● Information

┄┄┄┄┄┄┄┄┄┄┄┄┄┄┄┄┄┄┄┄

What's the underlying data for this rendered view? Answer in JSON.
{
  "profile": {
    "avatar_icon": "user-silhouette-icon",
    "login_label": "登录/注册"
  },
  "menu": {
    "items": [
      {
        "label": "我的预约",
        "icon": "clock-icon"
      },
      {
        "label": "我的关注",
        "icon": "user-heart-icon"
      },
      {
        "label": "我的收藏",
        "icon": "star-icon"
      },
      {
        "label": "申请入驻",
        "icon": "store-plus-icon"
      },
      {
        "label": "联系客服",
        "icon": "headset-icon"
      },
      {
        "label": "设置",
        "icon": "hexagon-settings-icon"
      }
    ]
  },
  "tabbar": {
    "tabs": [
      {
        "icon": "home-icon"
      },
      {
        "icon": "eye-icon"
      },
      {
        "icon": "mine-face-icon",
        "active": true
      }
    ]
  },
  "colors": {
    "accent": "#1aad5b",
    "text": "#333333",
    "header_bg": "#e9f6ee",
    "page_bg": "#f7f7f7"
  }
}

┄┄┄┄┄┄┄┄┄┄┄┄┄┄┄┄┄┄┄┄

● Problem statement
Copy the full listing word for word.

● Response to the exercise
What's the underlying data for this rendered view? Answer in JSON.
{
  "profile": {
    "avatar_icon": "user-silhouette-icon",
    "login_label": "登录/注册"
  },
  "menu": {
    "items": [
      {
        "label": "我的预约",
        "icon": "clock-icon"
      },
      {
        "label": "我的关注",
        "icon": "user-heart-icon"
      },
      {
        "label": "我的收藏",
        "icon": "star-icon"
      },
      {
        "label": "申请入驻",
        "icon": "store-plus-icon"
      },
      {
        "label": "联系客服",
        "icon": "headset-icon"
      },
      {
        "label": "设置",
        "icon": "hexagon-settings-icon"
      }
    ]
  },
  "tabbar": {
    "tabs": [
      {
        "icon": "home-icon"
      },
      {
        "icon": "eye-icon"
      },
      {
        "icon": "mine-face-icon",
        "active": true
      }
    ]
  },
  "colors": {
    "accent": "#1aad5b",
    "text": "#333333",
    "header_bg": "#e9f6ee",
    "page_bg": "#f7f7f7"
  }
}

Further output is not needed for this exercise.